Next, we had some Yakiudon Inspired Calamari ($9), which was prepared in the same fashion as the kohlrabi “noodles”– the long, thin slices of roasted squid were formed into a spool of “udon”. This was, again, a stellar dish, with fresh, expertly prepared squid, crumbled bacon as a garnish for a salty hit, and a brush of black squid ink in the bowl to help bring out the flavours. Although the presentation of the dishes can be a little repetitive (you’ll see that to some extent with our next dish as well), I found most of these endeavours to be very interesting and refreshing.
Besides bread and mushrooms, one of my favourite foods are Potatoes ($10) in any style: these julienned potato slivers were served cool, tossed in seaweed butter and spicy cod roe. I found the flavours of this dish reminiscent of the Mentaiko Udon at Sushi Garden, which has a slightly cheesy taste to it. The stringy potatoes ended up tasting like un-fried hashbrowns (it’s tastier than it sounds), and we felt that the roe was relatively fresh. Although this was a good dish, I don’t think it was particularly special, so I probably wouldn’t order it again.
I was excited to try our next dish, the Parisienne Gnocchi ($12), since I had never had this potato dumpling pasta before. I found the skins to be surprisingly thin, and the potato-y filling very light, which totally ran opposite to what I had in mind– not that that’s a bad thing. Garnished by thin slices of light pink radishes and sorrel (which is apparently an herb), I thought this dish was really aesthetically pleasing, reminding me of the cherry blossoms that are outside now. I don’t really know what makes this dish Parisienne– anyone care to enlighten me in the comments?
And now I present to you the final dish of the night: Scallops ($17), seared and served with rectangular blocks of fried polenta, brussel sprout leaves, caper raisins, and house-made XO sauce (for more scallopy goodness). This was an excellently prepared dish, everything having been cooked just right: the scallops were warm, and not overcooked, and the brussel sprouts were unwilted. However, the XO sauce wasn’t as flavourful as we would have liked, though the dried scallops were easily discernible– we definitely wanted a bit more of a kick. Aside from the scallops, my favourite part of the dish was the fried polenta, with its crispy outer coating masking the grainy goodness within that I was still able to pick up with my chopsticks.

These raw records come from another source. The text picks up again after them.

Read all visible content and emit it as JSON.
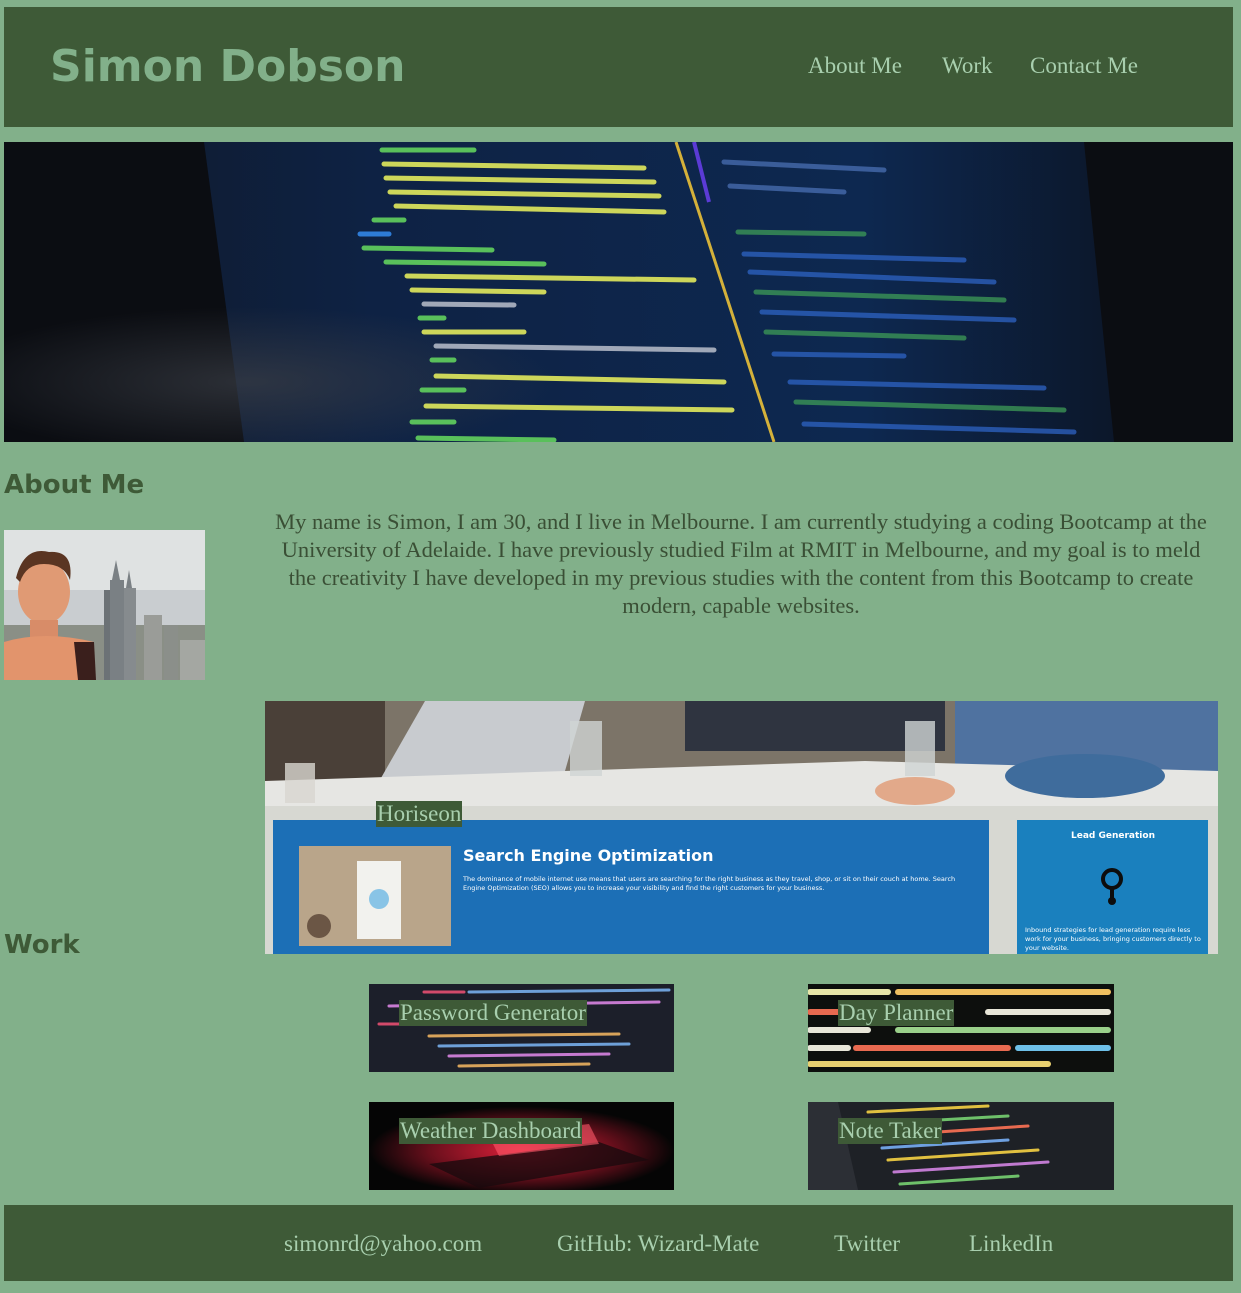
{
  "header": {
    "title": "Simon Dobson",
    "nav": [
      "About Me",
      "Work",
      "Contact Me"
    ]
  },
  "about": {
    "heading": "About Me",
    "text": "My name is Simon, I am 30, and I live in Melbourne. I am currently studying a coding Bootcamp at the University of Adelaide. I have previously studied Film at RMIT in Melbourne, and my goal is to meld the creativity I have developed in my previous studies with the content from this Bootcamp to create modern, capable websites."
  },
  "work": {
    "heading": "Work",
    "featured": {
      "label": "Horiseon",
      "seo_title": "Search Engine Optimization",
      "seo_text": "The dominance of mobile internet use means that users are searching for the right business as they travel, shop, or sit on their couch at home. Search Engine Optimization (SEO) allows you to increase your visibility and find the right customers for your business.",
      "lead_title": "Lead Generation",
      "lead_text": "Inbound strategies for lead generation require less work for your business, bringing customers directly to your website."
    },
    "projects": [
      "Password Generator",
      "Day Planner",
      "Weather Dashboard",
      "Note Taker"
    ]
  },
  "footer": {
    "links": [
      "simonrd@yahoo.com",
      "GitHub: Wizard-Mate",
      "Twitter",
      "LinkedIn"
    ]
  },
  "colors": {
    "page_bg": "#82b08a",
    "header_bg": "#3e5a37",
    "accent_text": "#a8cfae"
  }
}
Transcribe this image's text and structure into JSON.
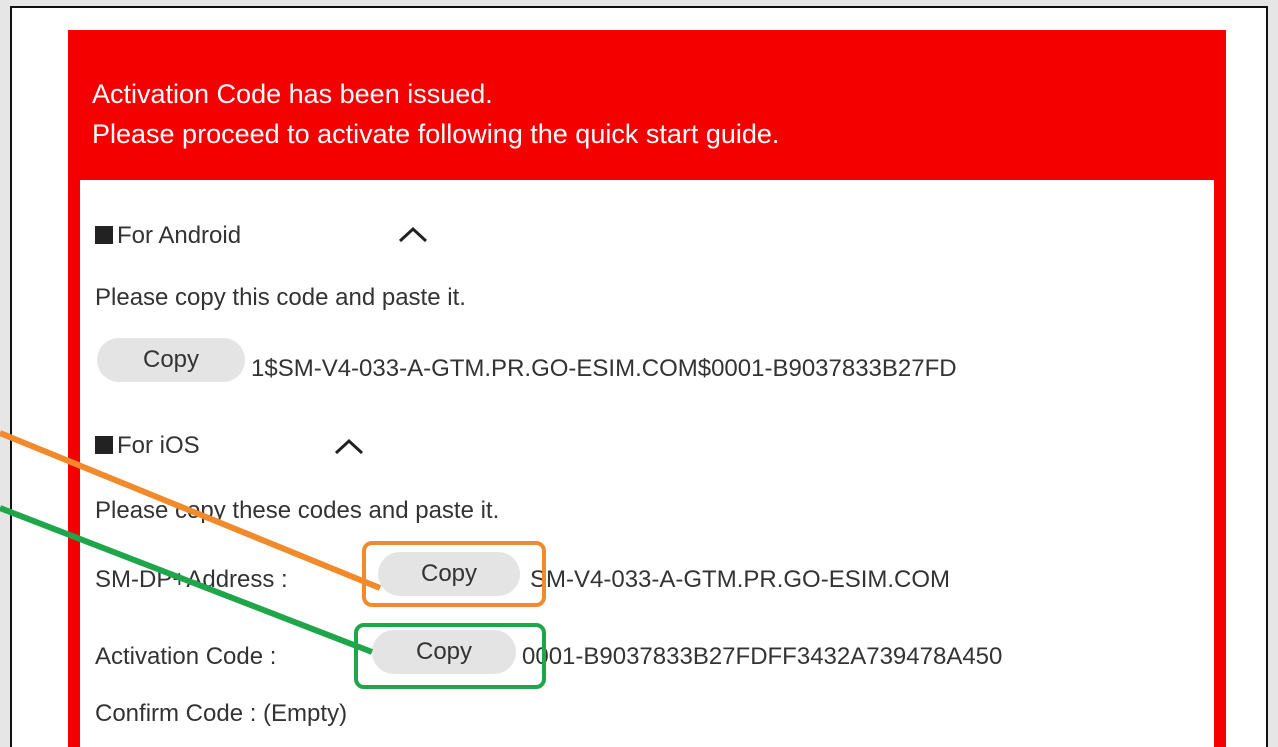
{
  "banner": {
    "line1": "Activation Code has been issued.",
    "line2": "Please proceed to activate following the quick start guide."
  },
  "android": {
    "title": "For Android",
    "instruction": "Please copy this code and paste it.",
    "copy_label": "Copy",
    "code": "1$SM-V4-033-A-GTM.PR.GO-ESIM.COM$0001-B9037833B27FD"
  },
  "ios": {
    "title": "For iOS",
    "instruction": "Please copy these codes and paste it.",
    "smdp_label": "SM-DP+Address :",
    "smdp_copy_label": "Copy",
    "smdp_value": "SM-V4-033-A-GTM.PR.GO-ESIM.COM",
    "activation_label": "Activation Code :",
    "activation_copy_label": "Copy",
    "activation_value": "0001-B9037833B27FDFF3432A739478A450",
    "confirm_text": "Confirm Code : (Empty)"
  },
  "colors": {
    "banner_red": "#f40000",
    "highlight_orange": "#f08a2a",
    "highlight_green": "#1fa64a"
  }
}
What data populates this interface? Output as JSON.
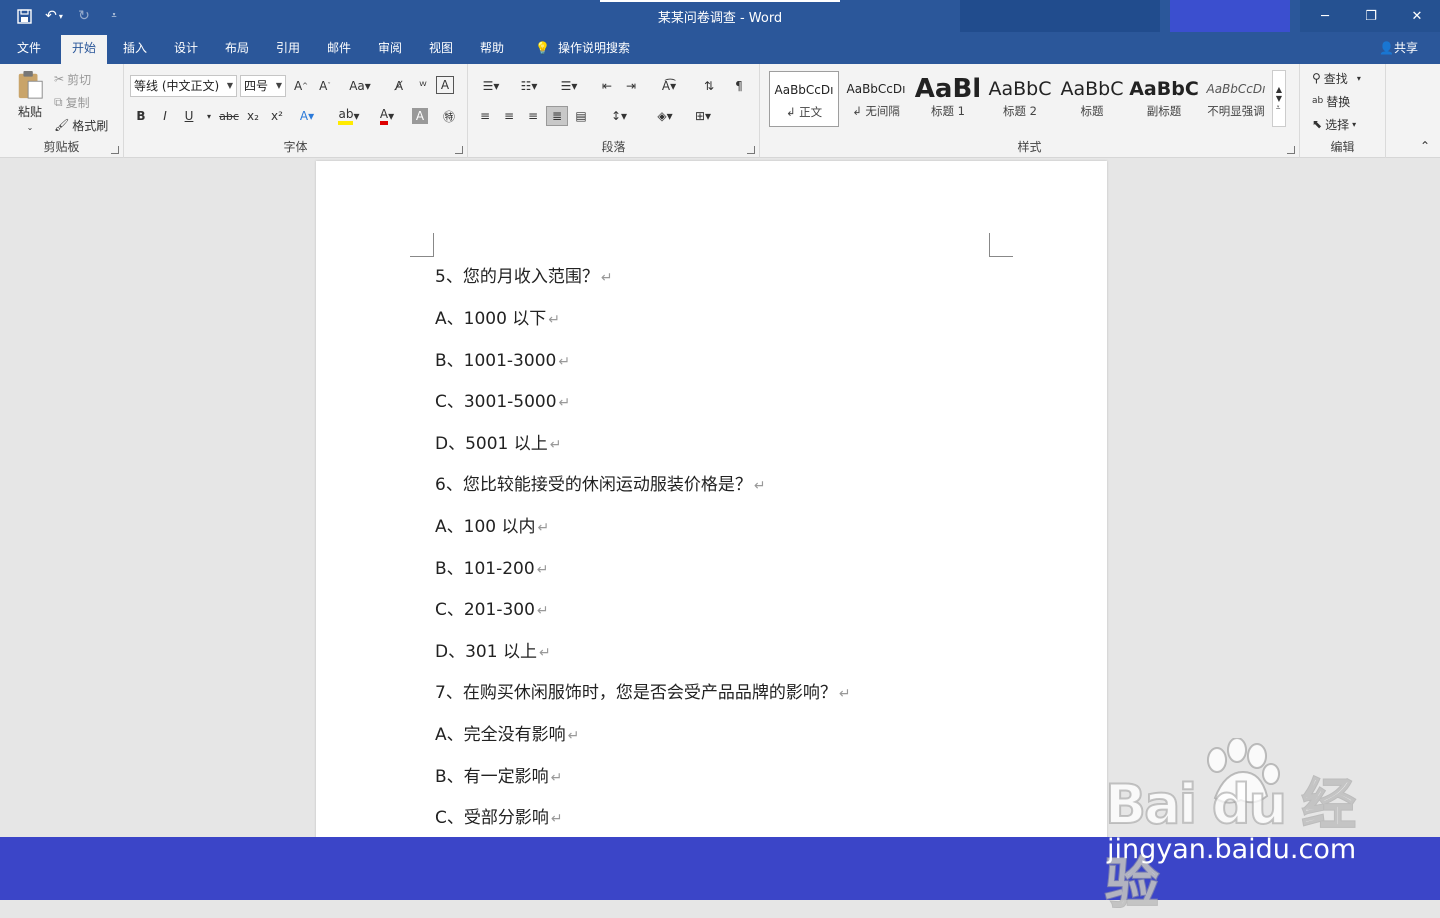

Our long day ended with a very enjoyable wrap-up at PiDGiN, as the food, service and atmosphere were all superb, for a newer restaurant that may still have been figuring out some kinks, and especially in light of the protests they’ve been subject to. The plates are on the small side, but they’re meant to be that way (and you can try more), and each dish showed the exquisite care of the chefs. PiDGiN does change up its menu every so often, and I hear they’ve incorporated tasting menus into their line-up, so it would be a good idea to go soon to see what it’s like! I wholeheartedly recommend this restaurant, and will definitely be going there again in the near future.
350 Carrall St